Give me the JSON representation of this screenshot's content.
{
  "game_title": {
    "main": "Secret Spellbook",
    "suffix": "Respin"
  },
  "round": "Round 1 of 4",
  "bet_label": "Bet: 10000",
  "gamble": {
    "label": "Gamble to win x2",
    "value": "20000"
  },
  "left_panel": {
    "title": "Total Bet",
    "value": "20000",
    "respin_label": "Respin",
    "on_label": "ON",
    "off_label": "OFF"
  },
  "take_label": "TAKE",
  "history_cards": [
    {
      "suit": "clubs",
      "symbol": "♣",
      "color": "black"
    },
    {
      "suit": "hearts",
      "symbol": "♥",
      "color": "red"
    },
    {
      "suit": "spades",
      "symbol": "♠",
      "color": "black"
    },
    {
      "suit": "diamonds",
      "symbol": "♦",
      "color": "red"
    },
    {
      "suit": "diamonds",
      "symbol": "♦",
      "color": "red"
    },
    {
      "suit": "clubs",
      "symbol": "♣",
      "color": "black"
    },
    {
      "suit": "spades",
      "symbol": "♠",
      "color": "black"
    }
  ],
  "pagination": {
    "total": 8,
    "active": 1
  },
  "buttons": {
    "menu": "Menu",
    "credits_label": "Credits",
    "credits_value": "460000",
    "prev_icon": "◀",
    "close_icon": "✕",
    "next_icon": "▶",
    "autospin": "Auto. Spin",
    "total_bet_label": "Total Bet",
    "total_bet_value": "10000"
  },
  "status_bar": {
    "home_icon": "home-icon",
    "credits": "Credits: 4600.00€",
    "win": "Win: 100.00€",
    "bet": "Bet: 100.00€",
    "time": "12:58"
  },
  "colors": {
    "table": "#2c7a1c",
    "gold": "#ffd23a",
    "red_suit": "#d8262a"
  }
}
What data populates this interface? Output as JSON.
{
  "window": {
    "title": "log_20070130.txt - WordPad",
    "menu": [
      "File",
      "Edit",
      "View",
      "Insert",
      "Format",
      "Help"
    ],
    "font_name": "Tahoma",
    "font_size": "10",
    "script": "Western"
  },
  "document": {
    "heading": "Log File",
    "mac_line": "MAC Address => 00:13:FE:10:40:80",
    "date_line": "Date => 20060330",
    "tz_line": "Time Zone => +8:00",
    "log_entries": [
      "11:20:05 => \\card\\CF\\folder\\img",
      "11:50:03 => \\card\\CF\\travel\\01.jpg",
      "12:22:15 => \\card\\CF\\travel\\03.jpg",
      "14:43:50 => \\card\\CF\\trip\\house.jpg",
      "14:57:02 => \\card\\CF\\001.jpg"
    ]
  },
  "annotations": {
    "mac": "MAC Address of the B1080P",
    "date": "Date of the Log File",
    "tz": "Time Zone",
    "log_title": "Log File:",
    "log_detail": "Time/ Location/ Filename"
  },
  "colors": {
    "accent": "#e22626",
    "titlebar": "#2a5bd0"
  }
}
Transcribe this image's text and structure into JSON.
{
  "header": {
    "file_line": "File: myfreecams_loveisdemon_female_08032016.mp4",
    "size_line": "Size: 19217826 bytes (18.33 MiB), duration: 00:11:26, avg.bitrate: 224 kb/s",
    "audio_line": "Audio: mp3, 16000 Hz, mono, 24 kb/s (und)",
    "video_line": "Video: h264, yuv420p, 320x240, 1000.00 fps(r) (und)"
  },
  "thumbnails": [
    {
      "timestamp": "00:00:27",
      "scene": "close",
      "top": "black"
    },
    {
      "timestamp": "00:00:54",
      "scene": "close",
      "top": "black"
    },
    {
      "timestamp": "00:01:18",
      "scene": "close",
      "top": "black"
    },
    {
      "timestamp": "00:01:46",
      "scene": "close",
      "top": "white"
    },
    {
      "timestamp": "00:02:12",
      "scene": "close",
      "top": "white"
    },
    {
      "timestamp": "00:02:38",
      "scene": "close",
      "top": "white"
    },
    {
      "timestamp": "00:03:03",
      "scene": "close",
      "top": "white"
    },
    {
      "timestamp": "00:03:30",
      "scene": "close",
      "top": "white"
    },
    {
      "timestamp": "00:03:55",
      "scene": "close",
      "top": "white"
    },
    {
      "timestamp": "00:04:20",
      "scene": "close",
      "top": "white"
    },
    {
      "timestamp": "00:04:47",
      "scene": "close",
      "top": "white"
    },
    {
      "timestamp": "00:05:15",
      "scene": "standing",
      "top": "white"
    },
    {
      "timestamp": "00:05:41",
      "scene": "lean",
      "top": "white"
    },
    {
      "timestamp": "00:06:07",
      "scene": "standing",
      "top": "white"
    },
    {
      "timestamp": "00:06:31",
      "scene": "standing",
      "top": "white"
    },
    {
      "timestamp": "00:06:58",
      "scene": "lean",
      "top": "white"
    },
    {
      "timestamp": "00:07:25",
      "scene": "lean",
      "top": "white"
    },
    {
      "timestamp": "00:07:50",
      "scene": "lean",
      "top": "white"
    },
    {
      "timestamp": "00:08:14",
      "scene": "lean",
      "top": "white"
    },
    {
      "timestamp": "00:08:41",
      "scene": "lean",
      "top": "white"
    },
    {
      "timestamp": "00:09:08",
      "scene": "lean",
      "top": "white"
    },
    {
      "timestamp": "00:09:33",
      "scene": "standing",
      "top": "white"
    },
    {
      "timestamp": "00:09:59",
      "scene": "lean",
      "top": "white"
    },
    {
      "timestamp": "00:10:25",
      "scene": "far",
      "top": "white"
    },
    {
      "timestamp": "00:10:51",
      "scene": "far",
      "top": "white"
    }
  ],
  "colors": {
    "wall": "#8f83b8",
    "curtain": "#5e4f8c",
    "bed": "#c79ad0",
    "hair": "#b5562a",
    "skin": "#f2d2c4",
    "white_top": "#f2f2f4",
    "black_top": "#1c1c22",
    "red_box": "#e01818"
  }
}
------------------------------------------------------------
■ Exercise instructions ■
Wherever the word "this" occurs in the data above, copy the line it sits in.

■ Task response ■
Give me the JSON representation of this screenshot's content.
What data populates this interface? Output as JSON.
Transcribe this image's text and structure into JSON.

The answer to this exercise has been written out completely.